● You prefer to avoid exposed fastened maintenance on your roof

● You prefer a more modern design

● You have a low roof slope condition

● You are willing to spend more for a higher-quality roof solution


How Much Do Metal Roofs Cost?


Various factors impact the overall price of metal roofing. It’s critical to note that the cost of steel/metal is rarely consistent. A massive steel shortage can force prices to increase, while favorable market conditions can bring the price back down. If you’re planning a roofing project a long way down the road, the price you are quoted today for materials may not be the actual price you pay when it’s time to make the purchase and can become and issue resulting in a higher or lower cost.

 

On average, the typical metal roof costs more than a roof with asphalt shingle roofing. Metal roofing, however, is a broad term; there are economic friendly options and high-end materials that raise the price.

 

In general, there are a few things roofing contractors consider when putting together a quote:

● The size of the Construction project

● The price of material you choose

● The thickness of the metal panels

● The style, color, and finish

● The removal and repair of your old roof (if necessary)

● The cost of roofing underlayment, accessories, and trim

 

Corrugated metal roofing is one of the most cost-effective types of metal roofing available. A thinner material could cost as little as $3.00 usd a square foot (material only), while the higher-end, thicker, and fully finished material could run as high as $7.00 usd per square foot.

 

Standing seam metal roofing generally has a higher price tag and is more valuable but there are still various options. Standing seam metal will cost around $8.00 for the material on the low end, and on the higher end, you might pay up to $14 per square foot.

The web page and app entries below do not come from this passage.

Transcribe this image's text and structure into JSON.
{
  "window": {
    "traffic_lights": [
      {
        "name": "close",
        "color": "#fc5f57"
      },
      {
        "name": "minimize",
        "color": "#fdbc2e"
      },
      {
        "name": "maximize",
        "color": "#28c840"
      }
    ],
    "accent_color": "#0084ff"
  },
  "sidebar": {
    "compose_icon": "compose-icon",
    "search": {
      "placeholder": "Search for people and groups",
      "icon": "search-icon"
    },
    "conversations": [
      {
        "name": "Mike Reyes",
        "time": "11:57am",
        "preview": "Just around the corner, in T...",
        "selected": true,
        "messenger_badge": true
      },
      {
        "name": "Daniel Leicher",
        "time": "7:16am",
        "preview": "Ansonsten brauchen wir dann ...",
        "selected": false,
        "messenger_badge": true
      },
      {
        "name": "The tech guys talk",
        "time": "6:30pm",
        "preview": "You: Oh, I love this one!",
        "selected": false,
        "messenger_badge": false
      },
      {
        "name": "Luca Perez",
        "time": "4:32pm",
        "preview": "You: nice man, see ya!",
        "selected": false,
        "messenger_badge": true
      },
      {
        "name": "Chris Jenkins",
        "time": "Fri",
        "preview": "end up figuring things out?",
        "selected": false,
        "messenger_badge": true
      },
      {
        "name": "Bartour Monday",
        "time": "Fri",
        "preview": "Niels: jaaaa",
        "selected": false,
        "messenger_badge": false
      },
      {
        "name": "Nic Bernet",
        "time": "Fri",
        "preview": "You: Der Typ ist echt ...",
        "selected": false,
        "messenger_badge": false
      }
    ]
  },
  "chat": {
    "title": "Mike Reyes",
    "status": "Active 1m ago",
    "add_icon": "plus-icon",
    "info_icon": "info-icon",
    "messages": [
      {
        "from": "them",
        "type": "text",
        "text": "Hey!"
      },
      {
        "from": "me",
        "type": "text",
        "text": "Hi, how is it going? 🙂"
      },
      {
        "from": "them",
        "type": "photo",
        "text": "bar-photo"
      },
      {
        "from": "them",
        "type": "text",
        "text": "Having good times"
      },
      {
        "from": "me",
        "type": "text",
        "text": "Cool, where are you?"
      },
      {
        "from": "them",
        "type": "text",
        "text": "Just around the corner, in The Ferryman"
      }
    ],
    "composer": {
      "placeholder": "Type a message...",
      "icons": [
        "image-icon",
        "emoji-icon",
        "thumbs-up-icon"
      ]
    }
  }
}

While you as the customer can locate and purchase some types of metal roofing panels from the manufacturer or a distributor, it’s rarely a wise idea to do so. The manufacturer will not give you information for guidance to measure for you or create a materials list for your project, and you will need to know your exact needs for panels, materials, and trim. A roofing contractor with years of experience installing metal roofing will take care of all of the projects details for you.

Hire a Lafayette, LA, Professional for Your Metal Roofing Needs

When it comes to your metal roofing, you want nothing less than a highly qualified and experienced licensed roofing company. Installing a metal roof is a demanding job that requires technical knowledge, specialized tools, and experience. That’s where Hibbard Roofing and Construction professional knowledge comes into play.

We’re known throughout the Lafayette area for our exceptional customer service, quality workmanship, and premier products. Your roof is more than just another part of your house or business; it is your safe haven.

Call us today to learn more about metal roofing possibilities in your area. We’ll even provide a free estimate to ensure you know all your options and can make the best decision for your needs. Contact us today to get started.

Our Service Area:


Lafayette, Breaux Bridge, Youngsville, Broussard, Crowley, Rayne, Abbeville, New Iberia, Carencro, Duson, Scott, Arnaudville, Cade, Cecilia, Henderson, St. Martinville, Jeanerette, Jennings, Eunice, Baldwin, Franklin, Opelousas, Sunset, Grand Coteau, Delcambre, Baton Rouge, Denham Springs, Walker and everywhere in-between.